■ **TO DO**
All of these records need to be duplicated exactly.

Records drawn from a dataset:
* * * * * * * * *

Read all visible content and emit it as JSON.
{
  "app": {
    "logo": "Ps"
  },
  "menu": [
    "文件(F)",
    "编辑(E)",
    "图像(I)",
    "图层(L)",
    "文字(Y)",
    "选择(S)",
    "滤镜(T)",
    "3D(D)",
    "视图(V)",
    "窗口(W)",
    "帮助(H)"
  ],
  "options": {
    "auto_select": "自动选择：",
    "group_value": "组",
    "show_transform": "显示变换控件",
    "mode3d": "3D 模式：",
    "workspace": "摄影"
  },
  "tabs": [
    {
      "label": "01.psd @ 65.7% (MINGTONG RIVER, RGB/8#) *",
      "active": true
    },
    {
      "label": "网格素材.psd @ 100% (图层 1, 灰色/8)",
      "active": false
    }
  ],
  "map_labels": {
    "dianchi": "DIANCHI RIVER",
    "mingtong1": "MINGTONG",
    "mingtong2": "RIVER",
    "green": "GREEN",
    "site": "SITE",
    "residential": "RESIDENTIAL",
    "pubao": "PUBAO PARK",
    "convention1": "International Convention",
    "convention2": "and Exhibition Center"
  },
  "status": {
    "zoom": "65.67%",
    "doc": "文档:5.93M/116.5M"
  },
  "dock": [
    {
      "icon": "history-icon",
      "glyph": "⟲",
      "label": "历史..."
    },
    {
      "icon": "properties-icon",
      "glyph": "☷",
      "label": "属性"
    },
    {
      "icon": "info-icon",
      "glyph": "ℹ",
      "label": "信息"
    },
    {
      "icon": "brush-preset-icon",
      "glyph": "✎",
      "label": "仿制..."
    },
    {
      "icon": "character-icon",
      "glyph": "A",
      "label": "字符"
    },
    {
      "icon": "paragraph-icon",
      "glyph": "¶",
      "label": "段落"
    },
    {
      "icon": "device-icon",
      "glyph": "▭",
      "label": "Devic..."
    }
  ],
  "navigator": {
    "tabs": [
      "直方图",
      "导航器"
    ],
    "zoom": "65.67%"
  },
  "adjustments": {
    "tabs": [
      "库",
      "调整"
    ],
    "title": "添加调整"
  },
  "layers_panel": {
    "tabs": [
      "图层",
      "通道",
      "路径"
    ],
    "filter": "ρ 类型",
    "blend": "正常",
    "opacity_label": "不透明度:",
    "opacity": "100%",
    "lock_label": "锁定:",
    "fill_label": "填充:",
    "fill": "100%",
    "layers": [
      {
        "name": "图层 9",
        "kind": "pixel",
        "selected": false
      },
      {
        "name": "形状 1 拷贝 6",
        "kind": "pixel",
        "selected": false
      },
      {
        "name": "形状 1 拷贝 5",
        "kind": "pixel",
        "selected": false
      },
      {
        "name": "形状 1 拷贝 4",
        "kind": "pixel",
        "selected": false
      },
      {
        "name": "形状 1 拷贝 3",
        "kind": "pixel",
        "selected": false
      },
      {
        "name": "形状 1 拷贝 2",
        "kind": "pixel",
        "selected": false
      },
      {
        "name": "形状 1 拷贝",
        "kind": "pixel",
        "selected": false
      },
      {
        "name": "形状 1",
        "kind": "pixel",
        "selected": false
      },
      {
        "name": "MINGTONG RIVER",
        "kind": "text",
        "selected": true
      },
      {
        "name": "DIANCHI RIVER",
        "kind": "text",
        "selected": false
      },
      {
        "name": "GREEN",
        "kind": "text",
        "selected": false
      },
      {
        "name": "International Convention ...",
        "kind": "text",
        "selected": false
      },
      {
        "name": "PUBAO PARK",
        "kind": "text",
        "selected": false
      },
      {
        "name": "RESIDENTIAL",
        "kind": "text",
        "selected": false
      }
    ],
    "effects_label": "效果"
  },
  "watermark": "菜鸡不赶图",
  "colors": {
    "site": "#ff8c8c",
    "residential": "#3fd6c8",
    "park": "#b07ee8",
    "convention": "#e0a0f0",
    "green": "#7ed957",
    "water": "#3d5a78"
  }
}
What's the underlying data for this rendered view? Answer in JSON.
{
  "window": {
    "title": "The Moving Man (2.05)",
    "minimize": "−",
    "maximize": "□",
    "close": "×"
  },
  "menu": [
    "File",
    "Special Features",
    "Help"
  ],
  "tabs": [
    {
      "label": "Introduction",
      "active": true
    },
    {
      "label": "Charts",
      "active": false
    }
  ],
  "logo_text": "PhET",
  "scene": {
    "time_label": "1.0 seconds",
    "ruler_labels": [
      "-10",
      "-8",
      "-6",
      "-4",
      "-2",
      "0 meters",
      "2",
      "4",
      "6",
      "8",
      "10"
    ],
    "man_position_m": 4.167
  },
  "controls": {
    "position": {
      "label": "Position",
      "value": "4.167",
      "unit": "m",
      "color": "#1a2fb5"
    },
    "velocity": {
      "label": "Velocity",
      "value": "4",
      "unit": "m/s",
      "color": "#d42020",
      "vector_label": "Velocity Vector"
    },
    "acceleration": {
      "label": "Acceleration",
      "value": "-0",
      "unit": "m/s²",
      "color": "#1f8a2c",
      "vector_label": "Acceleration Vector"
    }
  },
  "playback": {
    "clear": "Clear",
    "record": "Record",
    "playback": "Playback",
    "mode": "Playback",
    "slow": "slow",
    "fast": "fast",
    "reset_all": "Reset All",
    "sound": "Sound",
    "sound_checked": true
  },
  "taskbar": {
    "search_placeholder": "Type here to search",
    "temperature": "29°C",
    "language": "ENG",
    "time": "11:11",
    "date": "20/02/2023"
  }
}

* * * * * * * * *

■ **WRITTEN RESPONSE**
Read all visible content and emit it as JSON.
{
  "app": {
    "logo": "Ps"
  },
  "menu": [
    "文件(F)",
    "编辑(E)",
    "图像(I)",
    "图层(L)",
    "文字(Y)",
    "选择(S)",
    "滤镜(T)",
    "3D(D)",
    "视图(V)",
    "窗口(W)",
    "帮助(H)"
  ],
  "options": {
    "auto_select": "自动选择：",
    "group_value": "组",
    "show_transform": "显示变换控件",
    "mode3d": "3D 模式：",
    "workspace": "摄影"
  },
  "tabs": [
    {
      "label": "01.psd @ 65.7% (MINGTONG RIVER, RGB/8#) *",
      "active": true
    },
    {
      "label": "网格素材.psd @ 100% (图层 1, 灰色/8)",
      "active": false
    }
  ],
  "map_labels": {
    "dianchi": "DIANCHI RIVER",
    "mingtong1": "MINGTONG",
    "mingtong2": "RIVER",
    "green": "GREEN",
    "site": "SITE",
    "residential": "RESIDENTIAL",
    "pubao": "PUBAO PARK",
    "convention1": "International Convention",
    "convention2": "and Exhibition Center"
  },
  "status": {
    "zoom": "65.67%",
    "doc": "文档:5.93M/116.5M"
  },
  "dock": [
    {
      "icon": "history-icon",
      "glyph": "⟲",
      "label": "历史..."
    },
    {
      "icon": "properties-icon",
      "glyph": "☷",
      "label": "属性"
    },
    {
      "icon": "info-icon",
      "glyph": "ℹ",
      "label": "信息"
    },
    {
      "icon": "brush-preset-icon",
      "glyph": "✎",
      "label": "仿制..."
    },
    {
      "icon": "character-icon",
      "glyph": "A",
      "label": "字符"
    },
    {
      "icon": "paragraph-icon",
      "glyph": "¶",
      "label": "段落"
    },
    {
      "icon": "device-icon",
      "glyph": "▭",
      "label": "Devic..."
    }
  ],
  "navigator": {
    "tabs": [
      "直方图",
      "导航器"
    ],
    "zoom": "65.67%"
  },
  "adjustments": {
    "tabs": [
      "库",
      "调整"
    ],
    "title": "添加调整"
  },
  "layers_panel": {
    "tabs": [
      "图层",
      "通道",
      "路径"
    ],
    "filter": "ρ 类型",
    "blend": "正常",
    "opacity_label": "不透明度:",
    "opacity": "100%",
    "lock_label": "锁定:",
    "fill_label": "填充:",
    "fill": "100%",
    "layers": [
      {
        "name": "图层 9",
        "kind": "pixel",
        "selected": false
      },
      {
        "name": "形状 1 拷贝 6",
        "kind": "pixel",
        "selected": false
      },
      {
        "name": "形状 1 拷贝 5",
        "kind": "pixel",
        "selected": false
      },
      {
        "name": "形状 1 拷贝 4",
        "kind": "pixel",
        "selected": false
      },
      {
        "name": "形状 1 拷贝 3",
        "kind": "pixel",
        "selected": false
      },
      {
        "name": "形状 1 拷贝 2",
        "kind": "pixel",
        "selected": false
      },
      {
        "name": "形状 1 拷贝",
        "kind": "pixel",
        "selected": false
      },
      {
        "name": "形状 1",
        "kind": "pixel",
        "selected": false
      },
      {
        "name": "MINGTONG RIVER",
        "kind": "text",
        "selected": true
      },
      {
        "name": "DIANCHI RIVER",
        "kind": "text",
        "selected": false
      },
      {
        "name": "GREEN",
        "kind": "text",
        "selected": false
      },
      {
        "name": "International Convention ...",
        "kind": "text",
        "selected": false
      },
      {
        "name": "PUBAO PARK",
        "kind": "text",
        "selected": false
      },
      {
        "name": "RESIDENTIAL",
        "kind": "text",
        "selected": false
      }
    ],
    "effects_label": "效果"
  },
  "watermark": "菜鸡不赶图",
  "colors": {
    "site": "#ff8c8c",
    "residential": "#3fd6c8",
    "park": "#b07ee8",
    "convention": "#e0a0f0",
    "green": "#7ed957",
    "water": "#3d5a78"
  }
}
What's the underlying data for this rendered view? Answer in JSON.
{
  "window": {
    "title": "The Moving Man (2.05)",
    "minimize": "−",
    "maximize": "□",
    "close": "×"
  },
  "menu": [
    "File",
    "Special Features",
    "Help"
  ],
  "tabs": [
    {
      "label": "Introduction",
      "active": true
    },
    {
      "label": "Charts",
      "active": false
    }
  ],
  "logo_text": "PhET",
  "scene": {
    "time_label": "1.0 seconds",
    "ruler_labels": [
      "-10",
      "-8",
      "-6",
      "-4",
      "-2",
      "0 meters",
      "2",
      "4",
      "6",
      "8",
      "10"
    ],
    "man_position_m": 4.167
  },
  "controls": {
    "position": {
      "label": "Position",
      "value": "4.167",
      "unit": "m",
      "color": "#1a2fb5"
    },
    "velocity": {
      "label": "Velocity",
      "value": "4",
      "unit": "m/s",
      "color": "#d42020",
      "vector_label": "Velocity Vector"
    },
    "acceleration": {
      "label": "Acceleration",
      "value": "-0",
      "unit": "m/s²",
      "color": "#1f8a2c",
      "vector_label": "Acceleration Vector"
    }
  },
  "playback": {
    "clear": "Clear",
    "record": "Record",
    "playback": "Playback",
    "mode": "Playback",
    "slow": "slow",
    "fast": "fast",
    "reset_all": "Reset All",
    "sound": "Sound",
    "sound_checked": true
  },
  "taskbar": {
    "search_placeholder": "Type here to search",
    "temperature": "29°C",
    "language": "ENG",
    "time": "11:11",
    "date": "20/02/2023"
  }
}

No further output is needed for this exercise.